However, in the Big East's case, John Marinatto failed to garner full support from his presidents, and they in turn made his job that much harder. There have been many great nuggets the last couple of days from various reporters about the extent of dysfunction in that conference. One of my favorites: According to Brett McMurphy of CBSSports.com, USF president Judy Genshaft continually blocked the Big East from inviting UCF last year, because, you know, USF hates UCF. At a time when the league sorely needed to fortify its football lineup, a successful program with pristine new facilities sitting in the league's existing footprint was readily available, and one spiteful president prevented it. Months later, Syracuse and Pitt bolted. Around the same time, the presidents shot down Marinatto's recommendation to accept ESPN's reported nine-year, $1.4 billion contract proposal. That of course backfired spectacularly, leaving Marinatto to undertake a massive rebuilding effort, which, of course, wound up including UCF.

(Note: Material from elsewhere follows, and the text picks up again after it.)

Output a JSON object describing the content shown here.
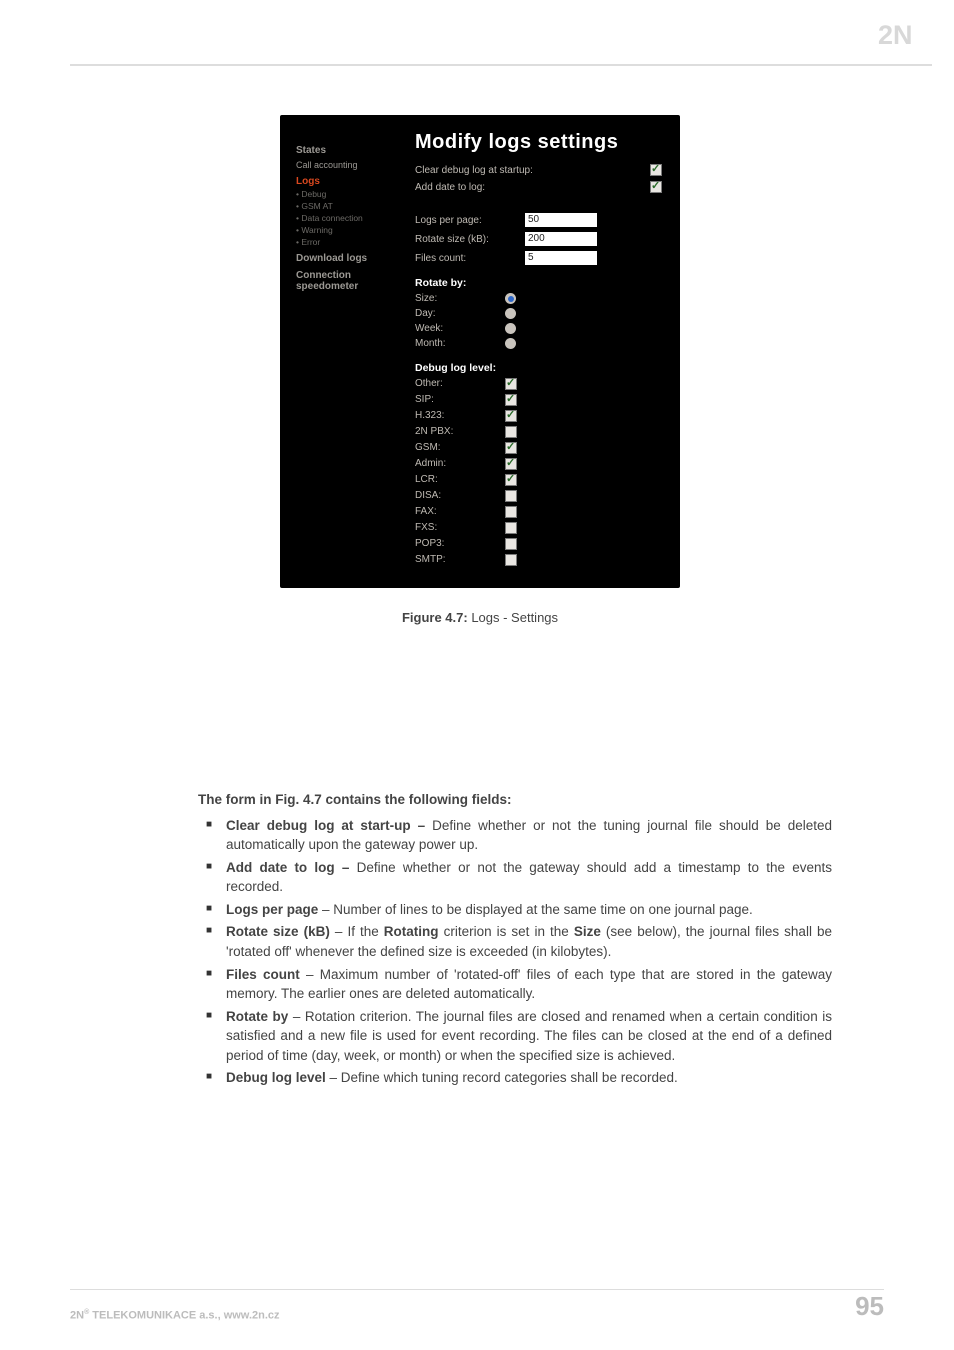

Think of a conference as an NFL team, and the presidents as the owners. All owners have last word on key decisions, but most trust their general managers/coaches to do what's best for the club. Others, like Jerry Jones, meddle, make bad draft choices, give out excessive free-agent contracts -- then fire the GM and coach when things predictably don't work out. That's what just happened in the Big East.
I bought your book, Bowls, Polls, and Tattered Souls: Tackling the Chaos and Controversy that Reign Over College Football, and loved reading it. Now, just under five years after you released it, how dated does this book feel today?-- Stephen, Chicago
Certainly the sport has changed dramatically in five years, yet many of the recurring themes endure. In 2007, Notre Dame was coming off consecutive BCS berths under Charlie Weis. Obviously, the end of that chapter is now incredibly dated. The conference realignment chapter might as well be scrapped entirely. And the NFL chapter regrettably begins with bewilderment over Matt Leinart's draft-day plunge. On the other hand, the opening-chapter discussion about the politics of the BCS is all the more relevant today as the various parties go about changing it. The polls are just as mind-numbing as ever, the Heisman race is full of all the same fallacies, recruiting is full of all the same hyperbole. And that chapter "Everybody Cheats -- Just Not My School" gained a lot of new material the last couple of years.
I think we're going to see much the same dichotomy with these forthcoming Mailbag flashbacks. College football is at a crossroads, stuck between trying to preserve traditions and embrace innovation. I don't know whether the sport will be better or worse 10 years from now, but it will definitely be different. And I look forward to continuing to chart those developments along with you in this space.
We're going to go every other week until we get farther into summer, so the next Mailbag will appear May 23. Fire off those e-mails.